[RECORDED INFORMATION]
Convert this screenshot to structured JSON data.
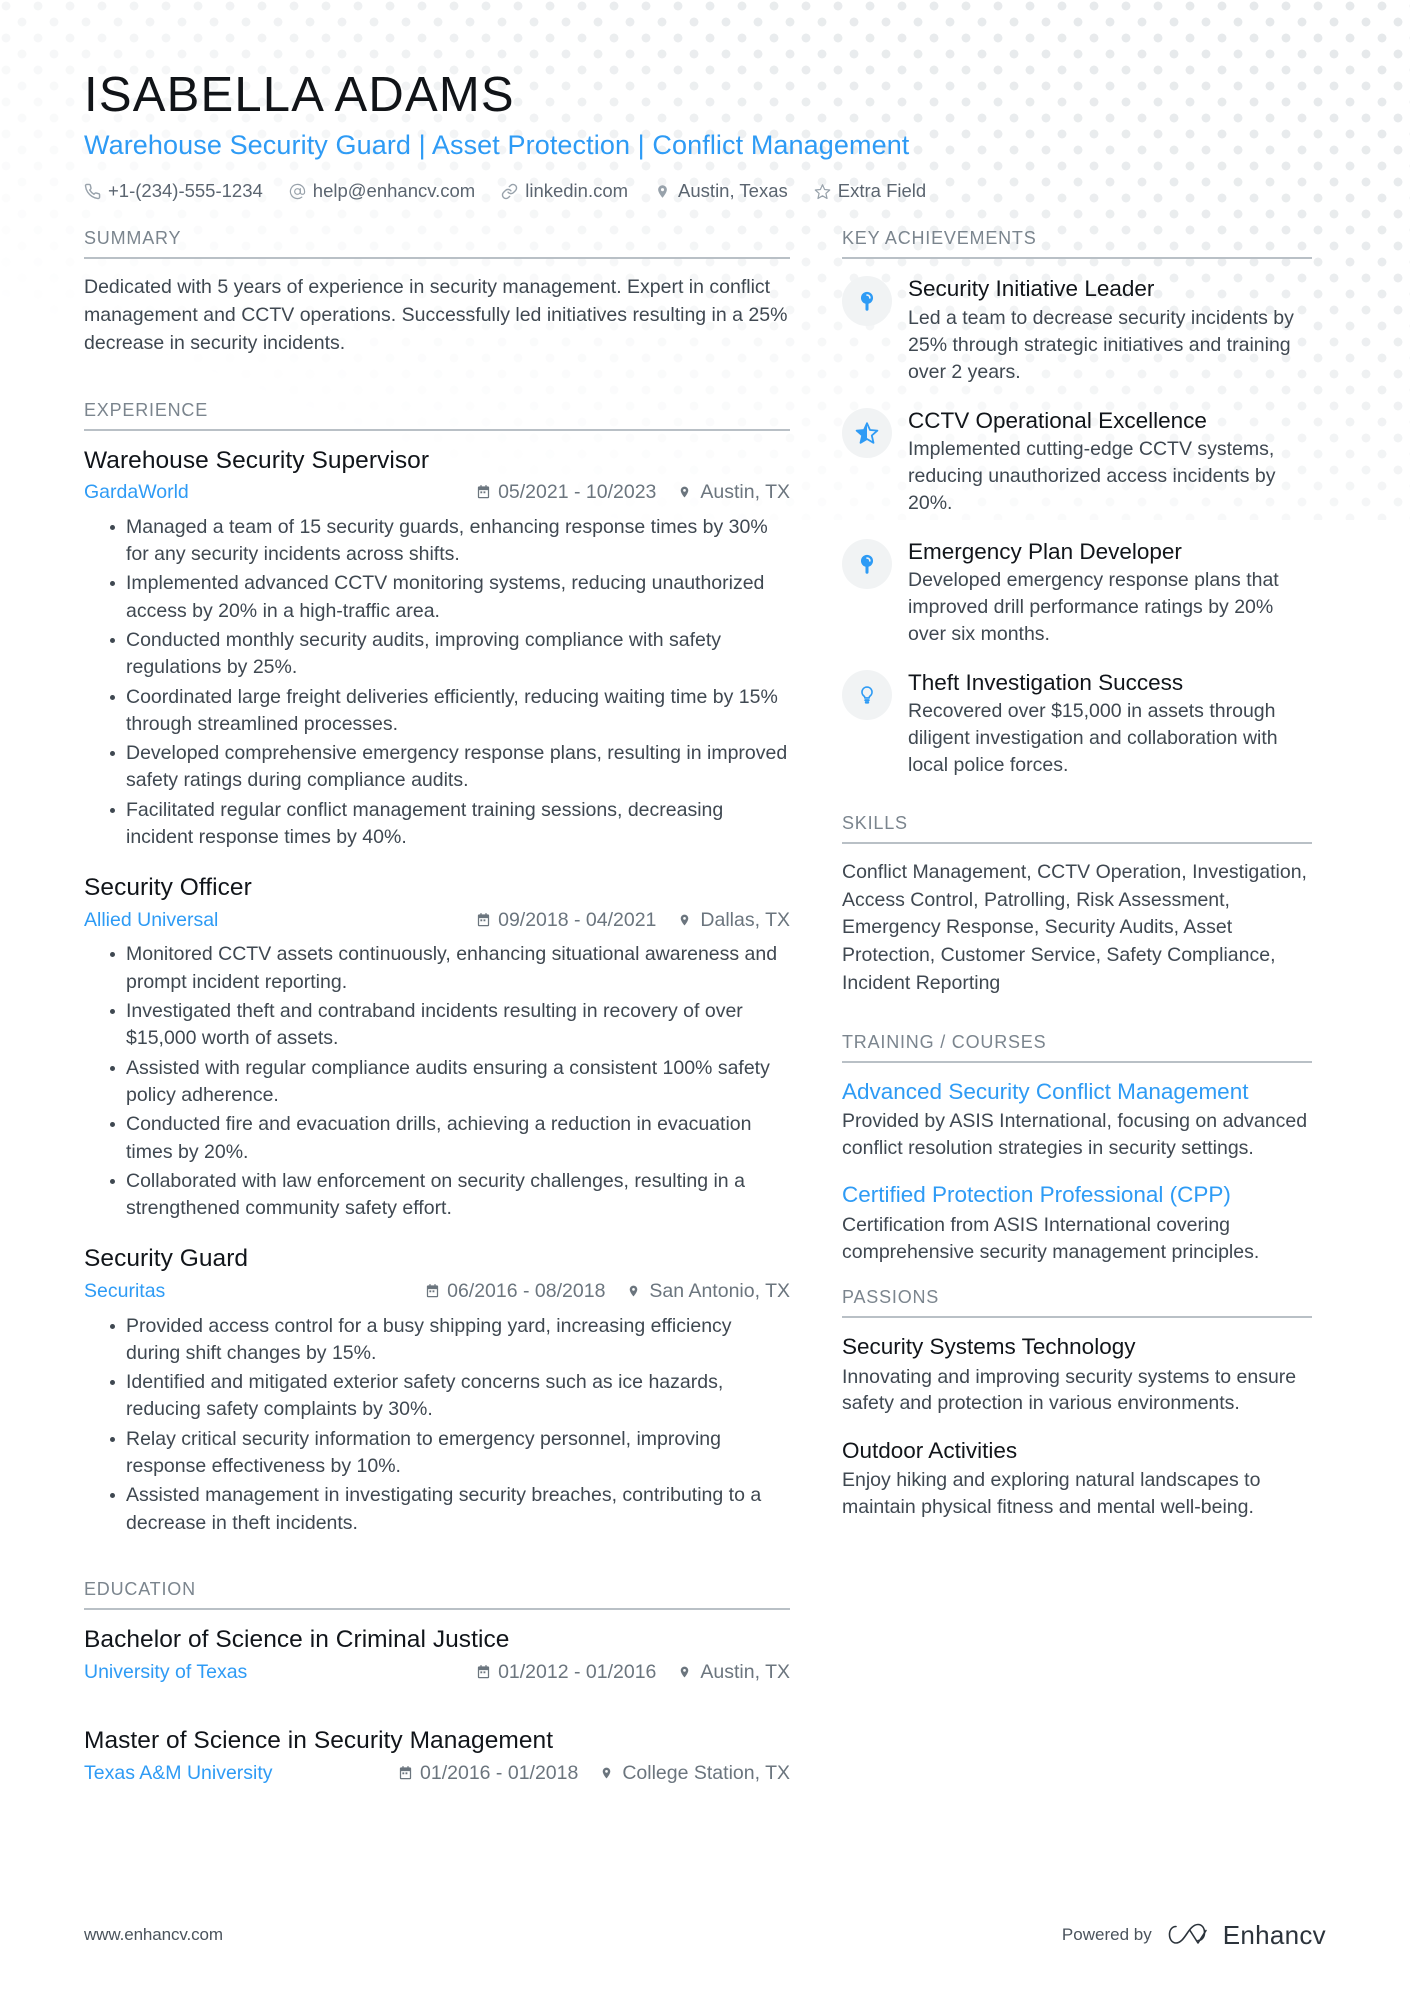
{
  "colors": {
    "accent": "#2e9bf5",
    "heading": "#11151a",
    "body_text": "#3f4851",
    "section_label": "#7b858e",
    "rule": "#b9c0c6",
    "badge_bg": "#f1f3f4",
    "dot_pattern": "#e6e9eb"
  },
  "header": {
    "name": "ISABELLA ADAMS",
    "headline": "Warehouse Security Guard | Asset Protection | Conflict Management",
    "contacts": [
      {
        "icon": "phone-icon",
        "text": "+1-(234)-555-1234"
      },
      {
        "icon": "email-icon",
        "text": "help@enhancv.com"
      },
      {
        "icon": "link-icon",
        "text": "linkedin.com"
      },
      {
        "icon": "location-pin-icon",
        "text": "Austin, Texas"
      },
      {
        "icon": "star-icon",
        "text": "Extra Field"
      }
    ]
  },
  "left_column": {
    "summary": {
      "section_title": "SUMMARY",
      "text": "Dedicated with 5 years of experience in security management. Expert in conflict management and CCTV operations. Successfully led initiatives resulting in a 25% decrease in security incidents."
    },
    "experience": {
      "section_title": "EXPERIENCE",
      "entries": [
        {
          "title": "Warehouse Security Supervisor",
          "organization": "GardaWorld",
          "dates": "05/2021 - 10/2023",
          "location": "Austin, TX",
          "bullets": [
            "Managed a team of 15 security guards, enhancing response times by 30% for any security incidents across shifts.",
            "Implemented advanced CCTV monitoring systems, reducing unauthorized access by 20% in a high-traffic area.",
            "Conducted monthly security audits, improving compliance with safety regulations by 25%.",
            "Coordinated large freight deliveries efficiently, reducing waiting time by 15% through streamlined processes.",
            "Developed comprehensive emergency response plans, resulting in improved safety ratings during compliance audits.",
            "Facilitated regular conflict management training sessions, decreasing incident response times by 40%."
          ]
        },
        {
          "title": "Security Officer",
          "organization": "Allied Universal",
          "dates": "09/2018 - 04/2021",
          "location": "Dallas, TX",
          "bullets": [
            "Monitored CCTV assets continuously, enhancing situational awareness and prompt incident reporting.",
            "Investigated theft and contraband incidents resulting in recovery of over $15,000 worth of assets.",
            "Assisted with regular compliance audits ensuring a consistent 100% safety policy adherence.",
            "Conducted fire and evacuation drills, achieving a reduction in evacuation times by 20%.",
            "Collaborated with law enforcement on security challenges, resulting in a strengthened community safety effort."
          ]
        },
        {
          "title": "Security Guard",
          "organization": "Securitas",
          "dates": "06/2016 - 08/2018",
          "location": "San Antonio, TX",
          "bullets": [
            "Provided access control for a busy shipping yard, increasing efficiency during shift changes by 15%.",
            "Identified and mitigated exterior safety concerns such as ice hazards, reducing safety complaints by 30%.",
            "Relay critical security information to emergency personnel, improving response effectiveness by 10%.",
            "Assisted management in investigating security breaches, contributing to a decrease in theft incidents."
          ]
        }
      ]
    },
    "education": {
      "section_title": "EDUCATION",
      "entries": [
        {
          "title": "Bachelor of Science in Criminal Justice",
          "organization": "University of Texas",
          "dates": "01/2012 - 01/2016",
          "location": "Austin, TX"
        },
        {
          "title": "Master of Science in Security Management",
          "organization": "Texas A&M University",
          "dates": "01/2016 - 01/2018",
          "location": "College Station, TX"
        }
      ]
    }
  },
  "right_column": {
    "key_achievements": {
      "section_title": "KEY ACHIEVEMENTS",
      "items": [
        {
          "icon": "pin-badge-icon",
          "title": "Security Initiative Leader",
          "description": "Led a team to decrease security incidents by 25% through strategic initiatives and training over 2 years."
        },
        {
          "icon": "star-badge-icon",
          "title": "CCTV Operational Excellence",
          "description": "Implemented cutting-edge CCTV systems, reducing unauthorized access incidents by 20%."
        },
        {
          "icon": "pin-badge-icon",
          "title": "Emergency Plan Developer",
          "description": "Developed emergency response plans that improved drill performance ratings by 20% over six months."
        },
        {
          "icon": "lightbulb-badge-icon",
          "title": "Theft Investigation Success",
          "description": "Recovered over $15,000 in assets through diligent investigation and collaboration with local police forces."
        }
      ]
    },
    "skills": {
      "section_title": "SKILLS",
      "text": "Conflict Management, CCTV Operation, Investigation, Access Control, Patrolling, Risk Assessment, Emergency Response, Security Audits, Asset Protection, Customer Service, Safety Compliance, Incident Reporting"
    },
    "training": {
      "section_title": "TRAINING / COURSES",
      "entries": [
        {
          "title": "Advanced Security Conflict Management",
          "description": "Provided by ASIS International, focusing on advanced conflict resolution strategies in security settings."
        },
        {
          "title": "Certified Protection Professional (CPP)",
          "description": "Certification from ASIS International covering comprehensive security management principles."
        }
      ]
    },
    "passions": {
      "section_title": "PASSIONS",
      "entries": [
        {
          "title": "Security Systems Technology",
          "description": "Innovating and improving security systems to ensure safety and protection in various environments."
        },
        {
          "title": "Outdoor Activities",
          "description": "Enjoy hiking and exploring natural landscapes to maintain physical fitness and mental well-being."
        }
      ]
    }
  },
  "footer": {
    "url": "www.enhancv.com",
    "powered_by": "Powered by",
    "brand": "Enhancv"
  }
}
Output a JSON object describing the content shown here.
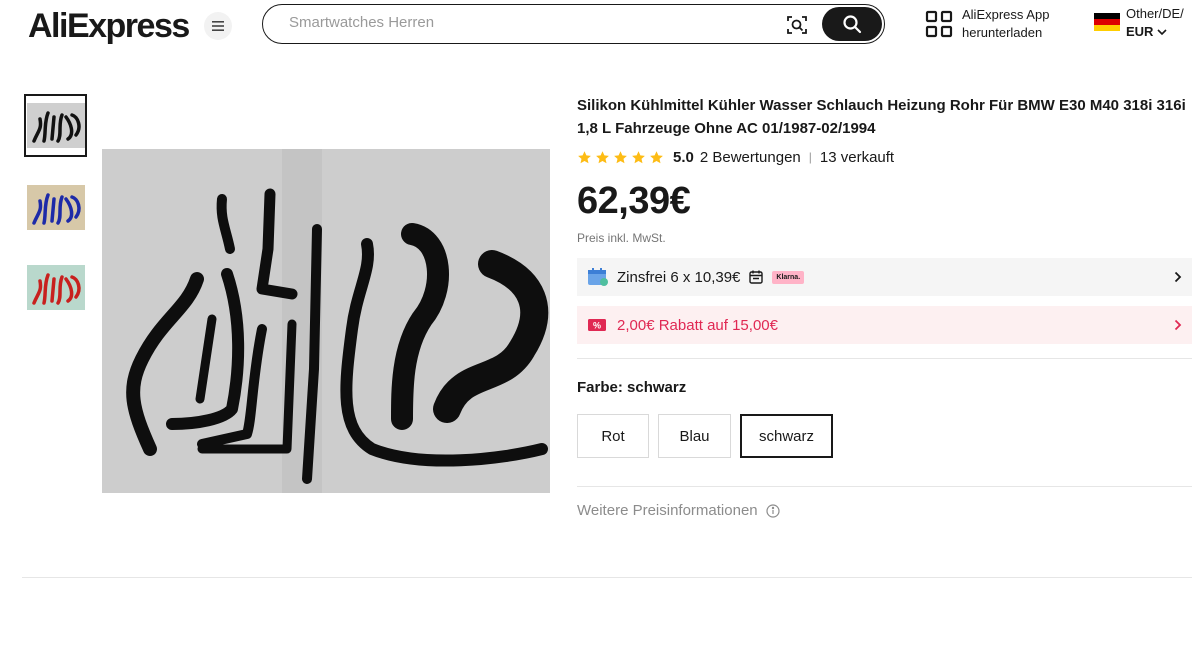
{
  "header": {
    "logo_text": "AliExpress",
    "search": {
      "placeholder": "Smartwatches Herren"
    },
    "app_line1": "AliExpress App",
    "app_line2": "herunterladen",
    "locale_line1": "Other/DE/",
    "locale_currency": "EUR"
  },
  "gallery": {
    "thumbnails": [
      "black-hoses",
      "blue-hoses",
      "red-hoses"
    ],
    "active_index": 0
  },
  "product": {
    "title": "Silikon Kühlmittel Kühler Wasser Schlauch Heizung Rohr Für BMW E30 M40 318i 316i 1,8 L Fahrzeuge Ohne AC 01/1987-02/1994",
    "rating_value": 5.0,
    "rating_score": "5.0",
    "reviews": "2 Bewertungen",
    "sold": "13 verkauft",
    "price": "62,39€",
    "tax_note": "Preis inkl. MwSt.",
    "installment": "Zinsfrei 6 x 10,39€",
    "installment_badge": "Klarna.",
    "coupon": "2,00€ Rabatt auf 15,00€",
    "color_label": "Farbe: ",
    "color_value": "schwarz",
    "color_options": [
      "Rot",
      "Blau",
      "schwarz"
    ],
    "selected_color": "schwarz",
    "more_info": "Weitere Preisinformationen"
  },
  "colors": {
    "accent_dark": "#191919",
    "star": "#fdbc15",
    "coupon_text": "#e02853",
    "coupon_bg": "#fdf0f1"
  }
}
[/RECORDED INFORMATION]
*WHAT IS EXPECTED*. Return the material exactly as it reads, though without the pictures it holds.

*COMPLETED EXERCISE*.
Convert this screenshot to structured JSON data.
{
  "colors": {
    "accent": "#2e9bf5",
    "heading": "#11151a",
    "body_text": "#3f4851",
    "section_label": "#7b858e",
    "rule": "#b9c0c6",
    "badge_bg": "#f1f3f4",
    "dot_pattern": "#e6e9eb"
  },
  "header": {
    "name": "ISABELLA ADAMS",
    "headline": "Warehouse Security Guard | Asset Protection | Conflict Management",
    "contacts": [
      {
        "icon": "phone-icon",
        "text": "+1-(234)-555-1234"
      },
      {
        "icon": "email-icon",
        "text": "help@enhancv.com"
      },
      {
        "icon": "link-icon",
        "text": "linkedin.com"
      },
      {
        "icon": "location-pin-icon",
        "text": "Austin, Texas"
      },
      {
        "icon": "star-icon",
        "text": "Extra Field"
      }
    ]
  },
  "left_column": {
    "summary": {
      "section_title": "SUMMARY",
      "text": "Dedicated with 5 years of experience in security management. Expert in conflict management and CCTV operations. Successfully led initiatives resulting in a 25% decrease in security incidents."
    },
    "experience": {
      "section_title": "EXPERIENCE",
      "entries": [
        {
          "title": "Warehouse Security Supervisor",
          "organization": "GardaWorld",
          "dates": "05/2021 - 10/2023",
          "location": "Austin, TX",
          "bullets": [
            "Managed a team of 15 security guards, enhancing response times by 30% for any security incidents across shifts.",
            "Implemented advanced CCTV monitoring systems, reducing unauthorized access by 20% in a high-traffic area.",
            "Conducted monthly security audits, improving compliance with safety regulations by 25%.",
            "Coordinated large freight deliveries efficiently, reducing waiting time by 15% through streamlined processes.",
            "Developed comprehensive emergency response plans, resulting in improved safety ratings during compliance audits.",
            "Facilitated regular conflict management training sessions, decreasing incident response times by 40%."
          ]
        },
        {
          "title": "Security Officer",
          "organization": "Allied Universal",
          "dates": "09/2018 - 04/2021",
          "location": "Dallas, TX",
          "bullets": [
            "Monitored CCTV assets continuously, enhancing situational awareness and prompt incident reporting.",
            "Investigated theft and contraband incidents resulting in recovery of over $15,000 worth of assets.",
            "Assisted with regular compliance audits ensuring a consistent 100% safety policy adherence.",
            "Conducted fire and evacuation drills, achieving a reduction in evacuation times by 20%.",
            "Collaborated with law enforcement on security challenges, resulting in a strengthened community safety effort."
          ]
        },
        {
          "title": "Security Guard",
          "organization": "Securitas",
          "dates": "06/2016 - 08/2018",
          "location": "San Antonio, TX",
          "bullets": [
            "Provided access control for a busy shipping yard, increasing efficiency during shift changes by 15%.",
            "Identified and mitigated exterior safety concerns such as ice hazards, reducing safety complaints by 30%.",
            "Relay critical security information to emergency personnel, improving response effectiveness by 10%.",
            "Assisted management in investigating security breaches, contributing to a decrease in theft incidents."
          ]
        }
      ]
    },
    "education": {
      "section_title": "EDUCATION",
      "entries": [
        {
          "title": "Bachelor of Science in Criminal Justice",
          "organization": "University of Texas",
          "dates": "01/2012 - 01/2016",
          "location": "Austin, TX"
        },
        {
          "title": "Master of Science in Security Management",
          "organization": "Texas A&M University",
          "dates": "01/2016 - 01/2018",
          "location": "College Station, TX"
        }
      ]
    }
  },
  "right_column": {
    "key_achievements": {
      "section_title": "KEY ACHIEVEMENTS",
      "items": [
        {
          "icon": "pin-badge-icon",
          "title": "Security Initiative Leader",
          "description": "Led a team to decrease security incidents by 25% through strategic initiatives and training over 2 years."
        },
        {
          "icon": "star-badge-icon",
          "title": "CCTV Operational Excellence",
          "description": "Implemented cutting-edge CCTV systems, reducing unauthorized access incidents by 20%."
        },
        {
          "icon": "pin-badge-icon",
          "title": "Emergency Plan Developer",
          "description": "Developed emergency response plans that improved drill performance ratings by 20% over six months."
        },
        {
          "icon": "lightbulb-badge-icon",
          "title": "Theft Investigation Success",
          "description": "Recovered over $15,000 in assets through diligent investigation and collaboration with local police forces."
        }
      ]
    },
    "skills": {
      "section_title": "SKILLS",
      "text": "Conflict Management, CCTV Operation, Investigation, Access Control, Patrolling, Risk Assessment, Emergency Response, Security Audits, Asset Protection, Customer Service, Safety Compliance, Incident Reporting"
    },
    "training": {
      "section_title": "TRAINING / COURSES",
      "entries": [
        {
          "title": "Advanced Security Conflict Management",
          "description": "Provided by ASIS International, focusing on advanced conflict resolution strategies in security settings."
        },
        {
          "title": "Certified Protection Professional (CPP)",
          "description": "Certification from ASIS International covering comprehensive security management principles."
        }
      ]
    },
    "passions": {
      "section_title": "PASSIONS",
      "entries": [
        {
          "title": "Security Systems Technology",
          "description": "Innovating and improving security systems to ensure safety and protection in various environments."
        },
        {
          "title": "Outdoor Activities",
          "description": "Enjoy hiking and exploring natural landscapes to maintain physical fitness and mental well-being."
        }
      ]
    }
  },
  "footer": {
    "url": "www.enhancv.com",
    "powered_by": "Powered by",
    "brand": "Enhancv"
  }
}
Output a JSON object describing the content shown here.
{
  "header": {
    "logo_text": "AliExpress",
    "search": {
      "placeholder": "Smartwatches Herren"
    },
    "app_line1": "AliExpress App",
    "app_line2": "herunterladen",
    "locale_line1": "Other/DE/",
    "locale_currency": "EUR"
  },
  "gallery": {
    "thumbnails": [
      "black-hoses",
      "blue-hoses",
      "red-hoses"
    ],
    "active_index": 0
  },
  "product": {
    "title": "Silikon Kühlmittel Kühler Wasser Schlauch Heizung Rohr Für BMW E30 M40 318i 316i 1,8 L Fahrzeuge Ohne AC 01/1987-02/1994",
    "rating_value": 5.0,
    "rating_score": "5.0",
    "reviews": "2 Bewertungen",
    "sold": "13 verkauft",
    "price": "62,39€",
    "tax_note": "Preis inkl. MwSt.",
    "installment": "Zinsfrei 6 x 10,39€",
    "installment_badge": "Klarna.",
    "coupon": "2,00€ Rabatt auf 15,00€",
    "color_label": "Farbe: ",
    "color_value": "schwarz",
    "color_options": [
      "Rot",
      "Blau",
      "schwarz"
    ],
    "selected_color": "schwarz",
    "more_info": "Weitere Preisinformationen"
  },
  "colors": {
    "accent_dark": "#191919",
    "star": "#fdbc15",
    "coupon_text": "#e02853",
    "coupon_bg": "#fdf0f1"
  }
}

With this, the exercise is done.